        Then you'd have off-canvas divs, ready to receive the content of the prev and next links. Ajax would load the page, grab just the relevant content (.page .bottom .CENTER?) and insert that into the off-canvas div. Then you can animate just the content into the page and your header doesn't move, which makes it even more app-like, which I'm presuming to be your intention here.

        Or you could grab/clone just the linked image element and update the navL and navR links' hrefs for a cleaner looking end product at the expense of some code complexity.

        This has the added benefit of potentially keeping more than just three total images/pages in place because you're not forced to actually destroy already loaded images. So swipes back and forth maintain state and users could swipe multiple previous images immediately since they're still in the DOM....

        Can update with some code after tomorrow if it's still helpful to do so.

  4. pvg says:

    I think you're probably 97.3% of the way there and the first responder is right - you're just missing a smidgen of history API usage. Most anything else is going to be 'oh, here, try this plugin to Bootstrap/Ember/Jquery/Pterodactyls_eating_your_face'

  5. Why is this actually a thing you want?

    I appreciate the intrinsic utility of a touch-screen interface, but I'm really okay tapping either on or just to the right of an image to see the next image in sequence, and if I'm doing that on a phone in the US there's 5% chance, at best, that the transition will be fluid.
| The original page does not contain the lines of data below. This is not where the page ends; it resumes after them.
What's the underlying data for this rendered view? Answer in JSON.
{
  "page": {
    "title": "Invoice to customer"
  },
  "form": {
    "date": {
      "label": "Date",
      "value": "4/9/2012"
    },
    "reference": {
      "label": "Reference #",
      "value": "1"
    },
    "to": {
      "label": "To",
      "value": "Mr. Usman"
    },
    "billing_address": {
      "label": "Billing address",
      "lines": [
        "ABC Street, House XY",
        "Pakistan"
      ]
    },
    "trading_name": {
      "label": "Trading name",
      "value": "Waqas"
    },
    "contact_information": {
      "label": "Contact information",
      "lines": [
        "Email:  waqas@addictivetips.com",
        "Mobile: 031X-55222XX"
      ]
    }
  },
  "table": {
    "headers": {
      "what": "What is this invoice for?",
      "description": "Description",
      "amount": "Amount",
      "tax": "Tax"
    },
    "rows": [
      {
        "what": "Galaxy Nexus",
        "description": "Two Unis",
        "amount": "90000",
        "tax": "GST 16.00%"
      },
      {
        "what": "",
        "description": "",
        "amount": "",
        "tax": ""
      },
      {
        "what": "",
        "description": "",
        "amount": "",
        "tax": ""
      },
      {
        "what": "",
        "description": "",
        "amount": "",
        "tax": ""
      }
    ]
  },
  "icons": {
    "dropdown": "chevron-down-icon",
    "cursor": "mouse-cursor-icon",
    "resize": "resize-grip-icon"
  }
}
Adding JS horseshit on top of it will only make the next image load more slowly.

    • (I guess, alternately: "My mobile data^H^H^H^Hphone provider is AT&T, and I do live in the Bay Area, so I'm super interested in this, since the only way I view web pages on my phone is when I use someone else's wireless!")

    • jwz says:

      Because people expect it to work like that these days. I have watched them.

      What I have now kinda works that way, but poorly.

  6. My photo pages preload neighbor images like so:
    var next_image = new Image();
    next_image.src = 'filename.jpg';
    You don't need to do anything else with the object, it does the job just by existing.

    No idea how you would preload neighbor HTML.

  7. Also, off topic but for the arrow keys why are you using onkeyup instead of onkeydown? (I know onkeypress doesn't work.)

  8. Doc says:

    Wow. Back in the day next to the an/prc-77 the ta-43 was the most ubiquitous field phone going. It was also the most infamous; this was the phone that was used to "phone charlie", with the outgoing lines wrapped around charlie's sack and then cranked to the threshold of bejesus...

    What made you pick that image - the code really that torturous?

  • Previously